Other situations for being wet without being horny could be due to viewing something erotic, or reading something arousing, and your body naturally becoming physiologically responsive.
Physical arousal is not consent
- It bears importance to repeat this: Just because you get wet, it does not mean you are horny. It just means your body is responding functionally. You can be in a sexual situation and wet, but it is absolutely okay and normal not to want sex. Physical arousal does not equate sexual arousal.
- Sexual arousal requires an emotional response. Wetness is not body language for consent, only an explicit “Yes” is.
Wetness may also just be your body’s way of maintaining balance. For the most part, you have nothing to worry about. If it’s not lubrication, it could be your sweat glands or where you are in your cycle.
When it comes to your sweat glands, your vulva has numerous sweat and oil glands that keep your vagina wet. In these cases, it is best to maintain your hygiene, wear panty liners, or wear cotton underwear to keep things cooler.
A new type birth control or increase in exercise may also be the reason behind your wetness.
If you are wet, and it smells fishy, rotten, or abnormal, it is best to call your doctor, as this may be a sign of other problems.
Janet Brito is an AASECT-certified sex therapist who also has a license in clinical psychology and social work.

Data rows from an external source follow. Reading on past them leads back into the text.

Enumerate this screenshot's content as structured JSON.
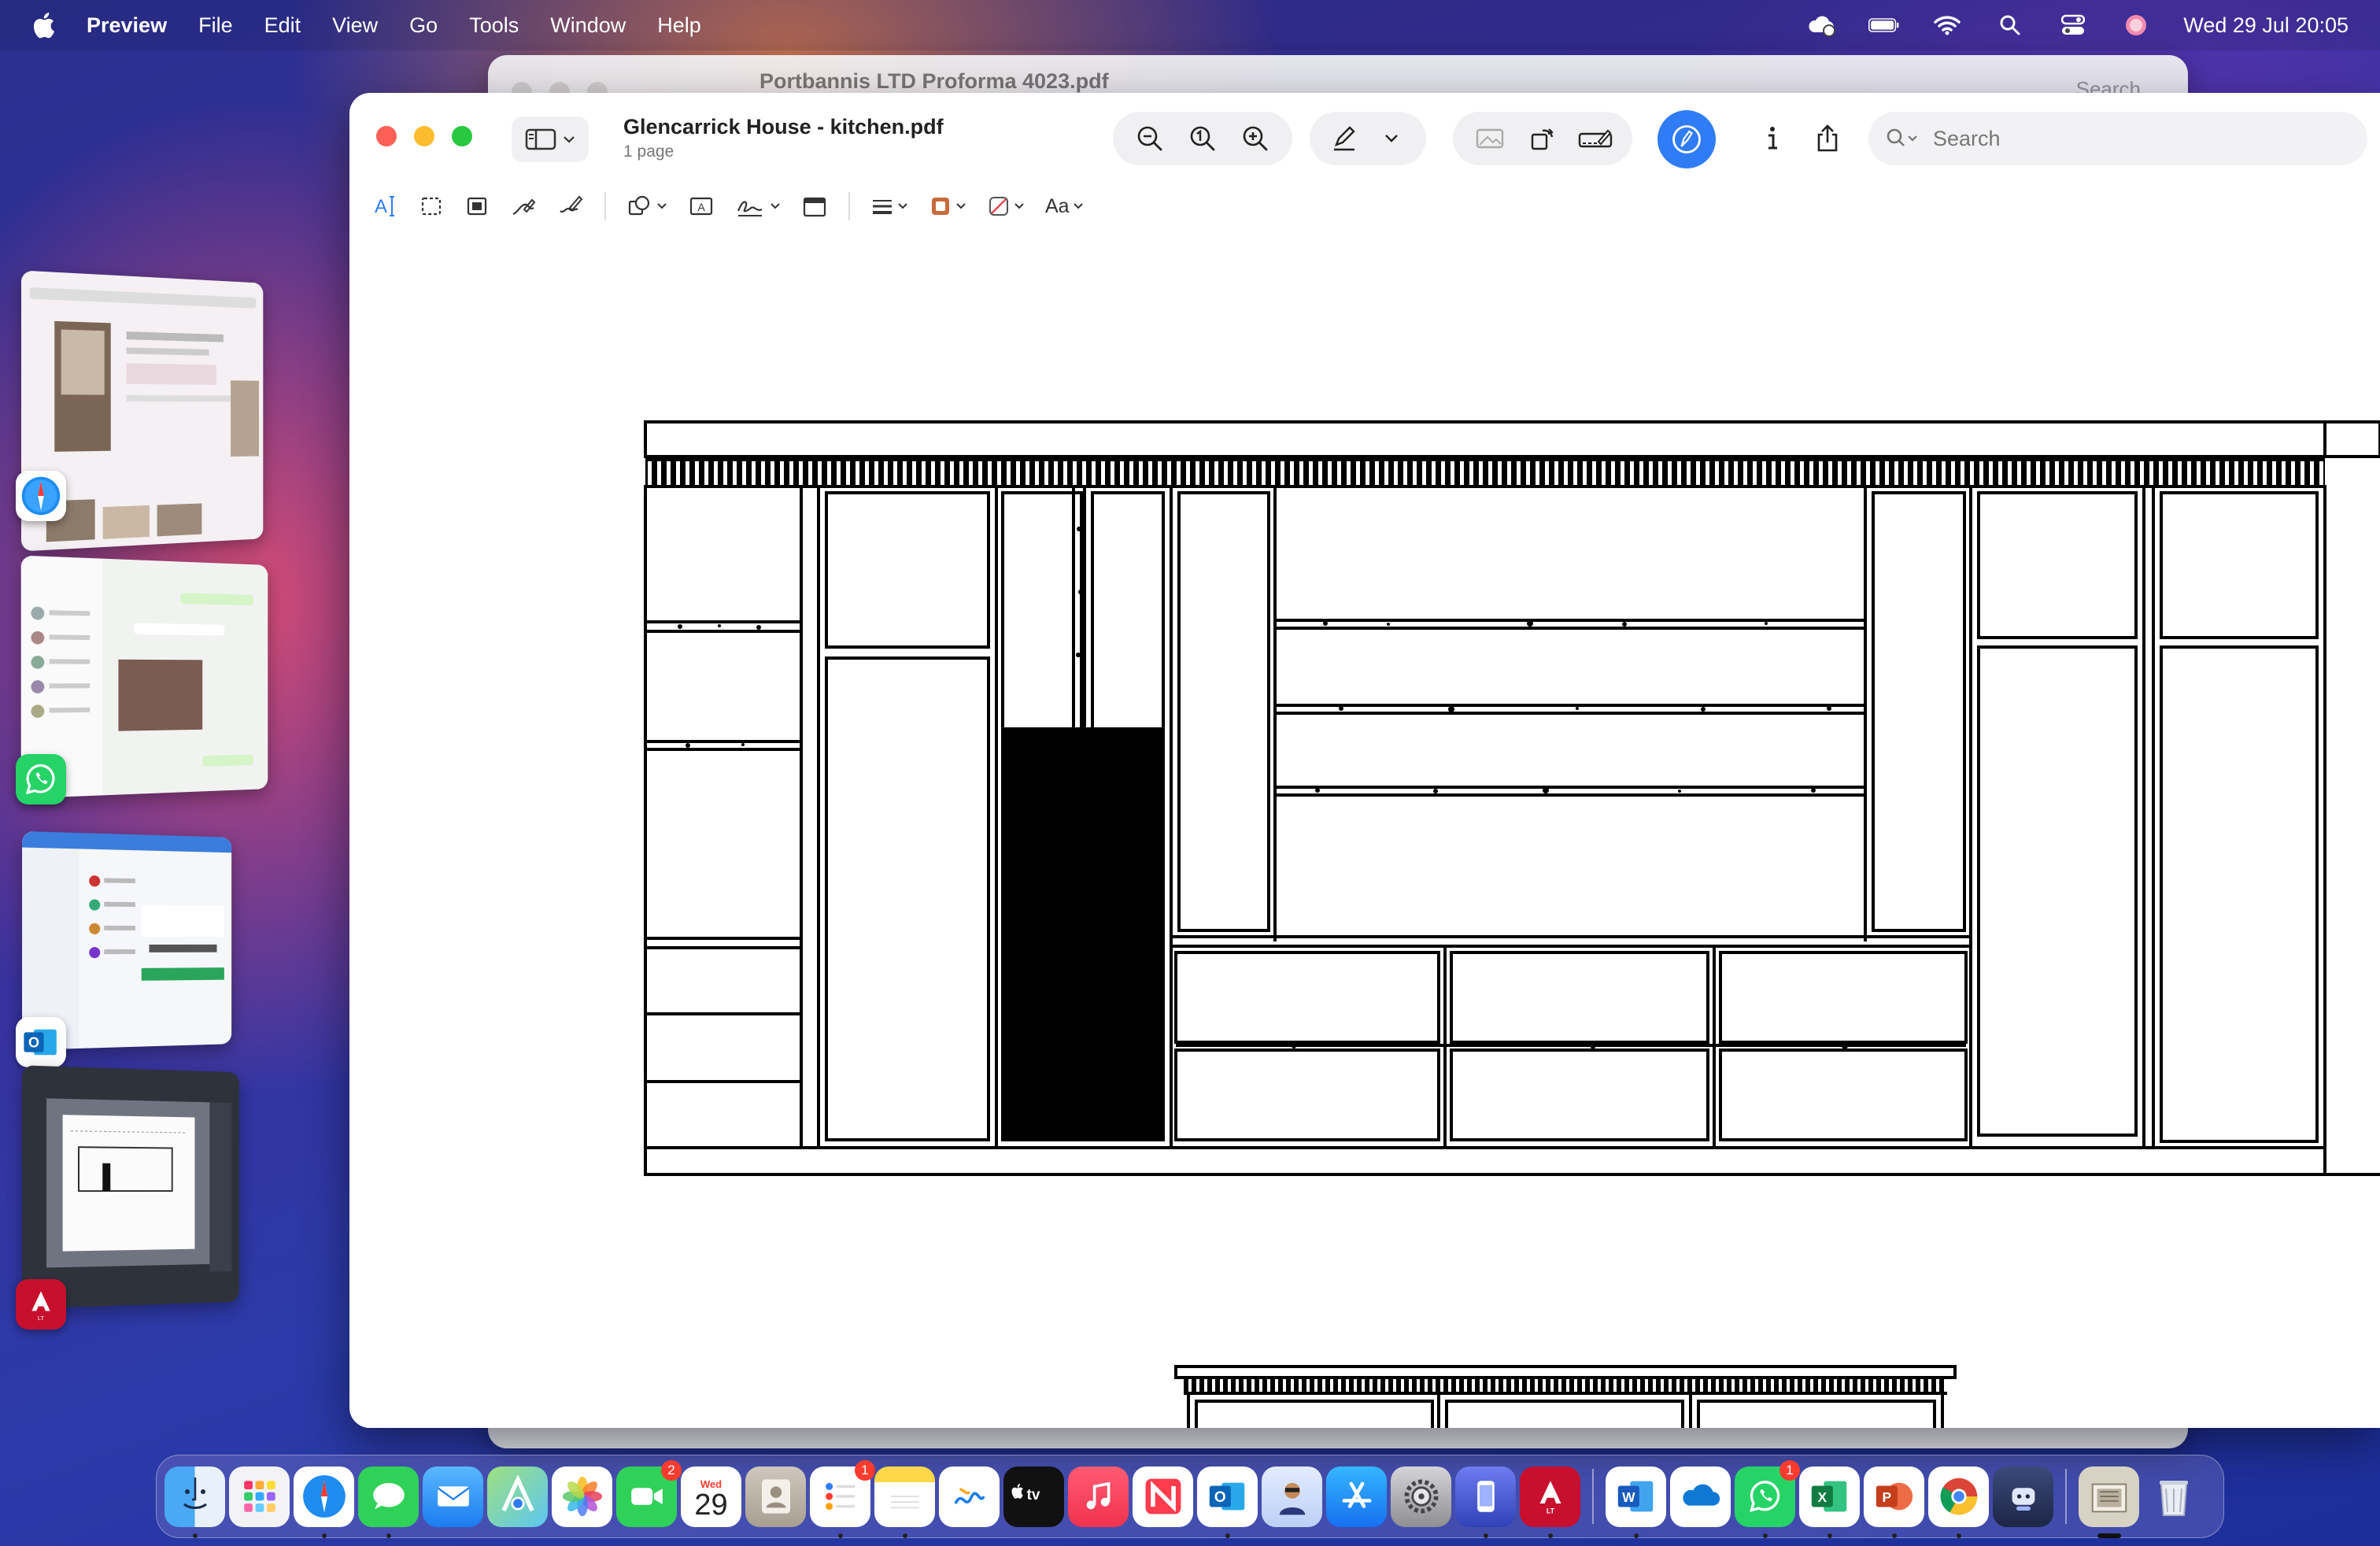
{
  "menubar": {
    "app_name": "Preview",
    "menus": [
      "File",
      "Edit",
      "View",
      "Go",
      "Tools",
      "Window",
      "Help"
    ],
    "datetime": "Wed 29 Jul  20:05"
  },
  "back_window": {
    "title": "Portbannis LTD  Proforma 4023.pdf",
    "search_placeholder": "Search"
  },
  "main_window": {
    "title": "Glencarrick House - kitchen.pdf",
    "subtitle": "1 page",
    "search_placeholder": "Search",
    "text_style_label": "Aa",
    "accent_color": "#2f7cf6"
  },
  "dock": {
    "calendar_month": "Wed",
    "calendar_day": "29",
    "facetime_badge": "2",
    "reminders_badge": "1",
    "whatsapp_badge": "1"
  }
}
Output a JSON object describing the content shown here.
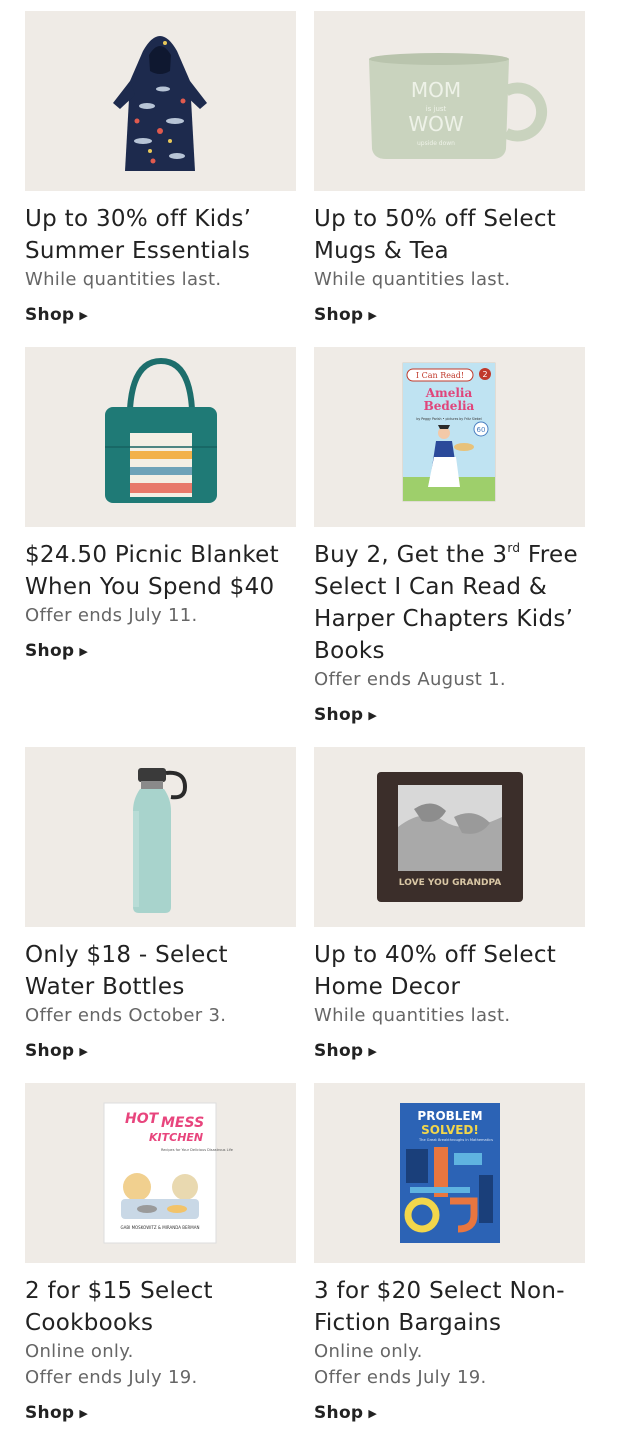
{
  "promos": [
    {
      "title": "Up to 30% off Kids’ Summer Essentials",
      "lines": [
        "While quantities last."
      ],
      "cta": "Shop",
      "image_icon": "hooded-towel-icon"
    },
    {
      "title": "Up to 50% off Select Mugs & Tea",
      "lines": [
        "While quantities last."
      ],
      "cta": "Shop",
      "image_icon": "mug-icon",
      "image_text": [
        "MOM",
        "is just",
        "WOW",
        "upside down"
      ]
    },
    {
      "title": "$24.50 Picnic Blanket When You Spend $40",
      "lines": [
        "Offer ends July 11."
      ],
      "cta": "Shop",
      "image_icon": "picnic-blanket-tote-icon"
    },
    {
      "title_pre": "Buy 2, Get the 3",
      "title_sup": "rd",
      "title_post": " Free Select I Can Read & Harper Chapters Kids’ Books",
      "lines": [
        "Offer ends August 1."
      ],
      "cta": "Shop",
      "image_icon": "book-cover-icon",
      "image_text": [
        "I Can Read!",
        "2",
        "Amelia",
        "Bedelia",
        "by Peggy Parish • pictures by Fritz Siebel",
        "60"
      ]
    },
    {
      "title": "Only $18 - Select Water Bottles",
      "lines": [
        "Offer ends October 3."
      ],
      "cta": "Shop",
      "image_icon": "water-bottle-icon"
    },
    {
      "title": "Up to 40% off Select Home Decor",
      "lines": [
        "While quantities last."
      ],
      "cta": "Shop",
      "image_icon": "picture-frame-icon",
      "image_text": [
        "LOVE YOU GRANDPA"
      ]
    },
    {
      "title": "2 for $15 Select Cookbooks",
      "lines": [
        "Online only.",
        "Offer ends July 19."
      ],
      "cta": "Shop",
      "image_icon": "cookbook-cover-icon",
      "image_text": [
        "HOT",
        "MESS",
        "KITCHEN",
        "Recipes for Your Delicious Disastrous Life",
        "GABI MOSKOWITZ & MIRANDA BERMAN"
      ]
    },
    {
      "title": "3 for $20 Select Non-Fiction Bargains",
      "lines": [
        "Online only.",
        "Offer ends July 19."
      ],
      "cta": "Shop",
      "image_icon": "book-cover-icon",
      "image_text": [
        "PROBLEM",
        "SOLVED!",
        "The Great Breakthroughs in Mathematics"
      ]
    }
  ],
  "colors": {
    "tile_background": "#efebe6",
    "text": "#222222",
    "subtext": "#666666"
  }
}
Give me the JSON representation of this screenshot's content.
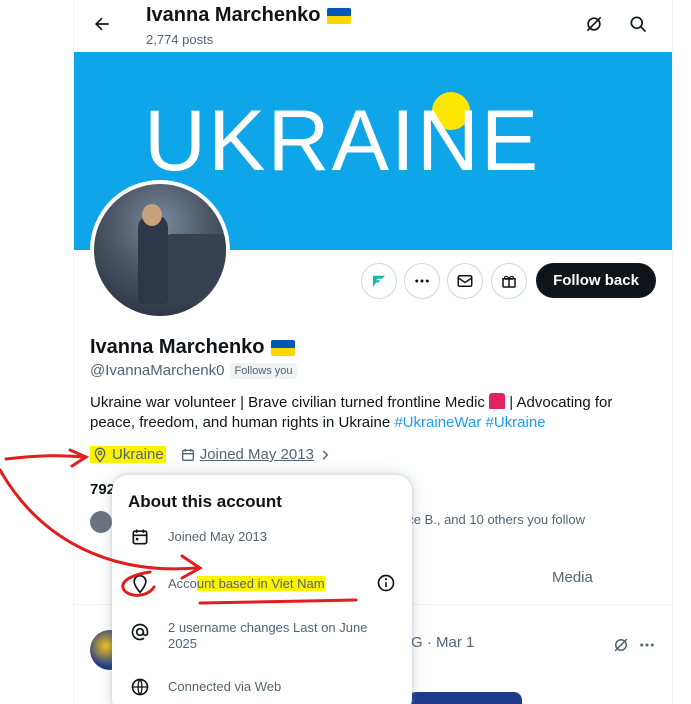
{
  "header": {
    "name": "Ivanna Marchenko",
    "posts": "2,774 posts"
  },
  "banner": {
    "text": "UKRAINE"
  },
  "actions": {
    "follow_back": "Follow back"
  },
  "profile": {
    "name": "Ivanna Marchenko",
    "handle": "@IvannaMarchenk0",
    "follows_you": "Follows you",
    "bio_text": "Ukraine war volunteer | Brave civilian turned frontline Medic",
    "bio_text_2": "| Advocating for peace, freedom, and human rights in Ukraine",
    "hashtag_1": "#UkraineWar",
    "hashtag_2": "#Ukraine",
    "location": "Ukraine",
    "joined": "Joined May 2013",
    "following_count": "792",
    "followed_by": "nce B., and 10 others you follow"
  },
  "tabs": {
    "media": "Media"
  },
  "post": {
    "meta": "G · Mar 1"
  },
  "popup": {
    "title": "About this account",
    "joined": "Joined May 2013",
    "based_prefix": "Acco",
    "based_highlight": "unt based in Viet Nam",
    "username_changes": "2 username changes Last on June 2025",
    "connected_via": "Connected via Web"
  },
  "colors": {
    "banner_blue": "#0ea5e9",
    "banner_dot": "#ffe600",
    "highlight": "#fff200",
    "annotation_red": "#e11d1d",
    "link_blue": "#1d9bf0"
  },
  "icons": {
    "back": "arrow-left-icon",
    "grok": "grok-icon",
    "search": "search-icon",
    "location": "location-pin-icon",
    "calendar": "calendar-icon",
    "chevron": "chevron-right-icon",
    "info": "info-icon",
    "at": "at-sign-icon",
    "globe": "globe-icon",
    "more": "more-dots-icon",
    "message": "envelope-icon",
    "gift": "gift-icon"
  }
}
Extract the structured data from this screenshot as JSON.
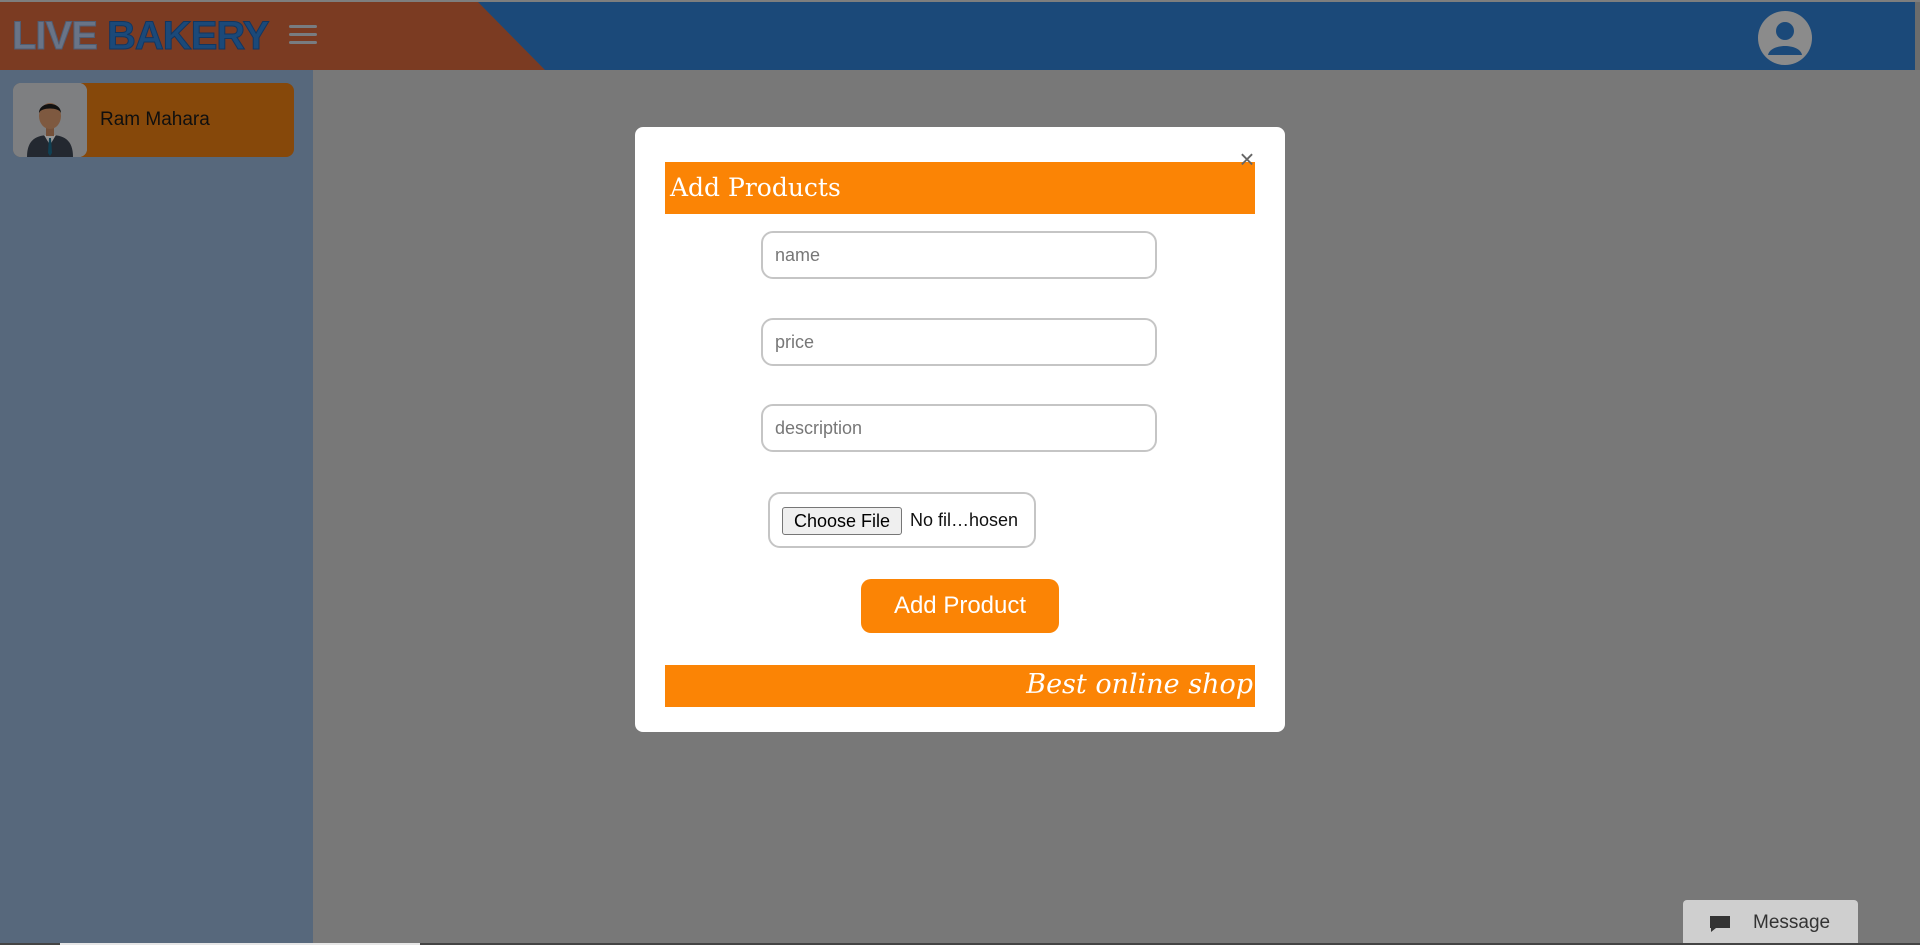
{
  "brand": {
    "part1": "LIVE",
    "part2": "BAKERY"
  },
  "header": {
    "menu_icon": "hamburger-icon",
    "user_icon": "user-circle-icon"
  },
  "sidebar": {
    "profile": {
      "name": "Ram Mahara",
      "avatar_icon": "businessman-avatar"
    }
  },
  "modal": {
    "title": "Add Products",
    "close_glyph": "×",
    "fields": {
      "name_placeholder": "name",
      "price_placeholder": "price",
      "description_placeholder": "description"
    },
    "file": {
      "button_label": "Choose File",
      "status": "No fil…hosen"
    },
    "submit_label": "Add Product",
    "footer_text": "Best online shop"
  },
  "message": {
    "label": "Message",
    "icon": "chat-bubble-icon"
  },
  "colors": {
    "header_blue": "#2f7fd1",
    "brand_red": "#d5663b",
    "accent_orange": "#fb8405",
    "sidebar_blue": "#96b4d6"
  }
}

She completed her postdoctoral fellowship from the University of Minnesota Medical School, one of only a few university programs in the world dedicated to sexuality training. Currently, she’s based in Hawaii and is the founder of the Center for Sexual and Reproductive Health. Brito has been featured on many outlets, including The Huffington Post, Thrive, and Healthline. Reach out to her through her website or on Twitter.